Stivers warned that the legislature “may not be able to do all we want to do” about pension problems.
“It may be necessary to get a full-blown audit or performance audit on how this is working,” he said. “But I know we need to put additional moneys into both systems to stabilize them.”
Whatever the results, this year’s lawmaking session is expected to cost taxpayers about $6.9 million, according to the Legislative Research Commission. It runs through April 15.
Much of that money will go to pay lawmakers.
The daily pay for each legislator is the same as last year: $188.22. While in session, lawmakers are paid for every day of the week, including weekends and holidays. State lawmakers have not received a daily pay raise since 2010.
Legislative leaders are paid more, but there is no change from last year.
Floor leaders get $225.62 a day. The pro tems, caucus chairs and whips receive $216.88 a day. The Senate president and House speaker each make $235.57 a day.
Committee chairs get an extra $18.71 for each meeting.
The mileage reimbursement rate for lawmakers dropped from last year’s 57.5 cents a mile to 54 cents. The rate applies for each mile they drive from home to the Capitol, limited to one round-trip a week.
The stationery allowance will not change this year. Each session, House members receive $250 and Senate members get $400.
The daily expense allowance for each legislator is increasing from $141.90 last year to $154 per calendar day during the session.
When the legislature is not in session, lawmakers receive $188.22 on days they have official business in Frankfort, such as a committee meeting. They also receive a monthly expense allowance of $1,788.51, the same as last year.
Lawmakers this year also are enjoying newly renovated chambers that include refurbished desks, new carpeting and computers, and an improved sound system.

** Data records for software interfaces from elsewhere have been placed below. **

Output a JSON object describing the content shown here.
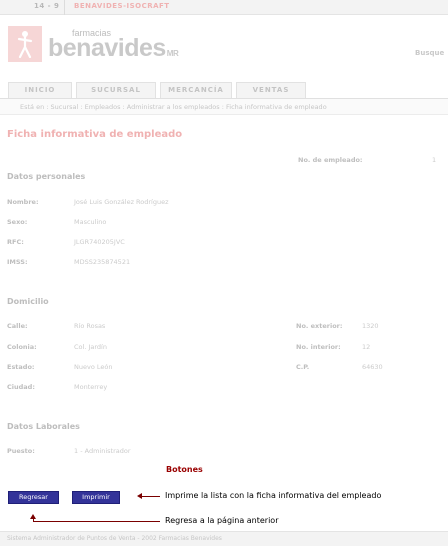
{
  "topbar": {
    "code": "14 - 9",
    "brand": "BENAVIDES-ISOCRAFT"
  },
  "logo": {
    "small": "farmacias",
    "big": "benavides",
    "tm": "MR"
  },
  "header": {
    "search_label": "Busque"
  },
  "tabs": [
    {
      "label": "INICIO"
    },
    {
      "label": "SUCURSAL"
    },
    {
      "label": "MERCANCÍA"
    },
    {
      "label": "VENTAS"
    }
  ],
  "breadcrumb": "Está en : Sucursal : Empleados : Administrar a los empleados : Ficha informativa de empleado",
  "page_title": "Ficha informativa de empleado",
  "employee_number": {
    "label": "No. de empleado:",
    "value": "1"
  },
  "personal": {
    "title": "Datos personales",
    "fields": [
      {
        "label": "Nombre:",
        "value": "José Luis González Rodríguez"
      },
      {
        "label": "Sexo:",
        "value": "Masculino"
      },
      {
        "label": "RFC:",
        "value": "JLGR740205JVC"
      },
      {
        "label": "IMSS:",
        "value": "MDSS235874521"
      }
    ]
  },
  "domicilio": {
    "title": "Domicilio",
    "calle": {
      "label": "Calle:",
      "value": "Río Rosas"
    },
    "colonia": {
      "label": "Colonia:",
      "value": "Col. Jardín"
    },
    "estado": {
      "label": "Estado:",
      "value": "Nuevo León"
    },
    "ciudad": {
      "label": "Ciudad:",
      "value": "Monterrey"
    },
    "no_exterior": {
      "label": "No. exterior:",
      "value": "1320"
    },
    "no_interior": {
      "label": "No. interior:",
      "value": "12"
    },
    "cp": {
      "label": "C.P.",
      "value": "64630"
    }
  },
  "laborales": {
    "title": "Datos Laborales",
    "puesto": {
      "label": "Puesto:",
      "value": "1  -  Administrador"
    }
  },
  "botones": {
    "title": "Botones",
    "regresar": "Regresar",
    "imprimir": "Imprimir",
    "note_imprimir": "Imprime la lista con la ficha informativa del empleado",
    "note_regresar": "Regresa a la página anterior"
  },
  "footer": "Sistema Administrador de Puntos de Venta - 2002 Farmacias Benavides",
  "colors": {
    "accent_red": "#990000",
    "button_blue": "#333399",
    "title_pink": "#f0b2b2"
  }
}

Rob Weber, spokesman for the LRC, said the cost to the LRC for new sound systems, computers and a voting system was about $1.1 million.
Other renovations in the two chambers cost the state Finance and Administration Cabinet about $1.46 million, said spokeswoman Pamela Trautner.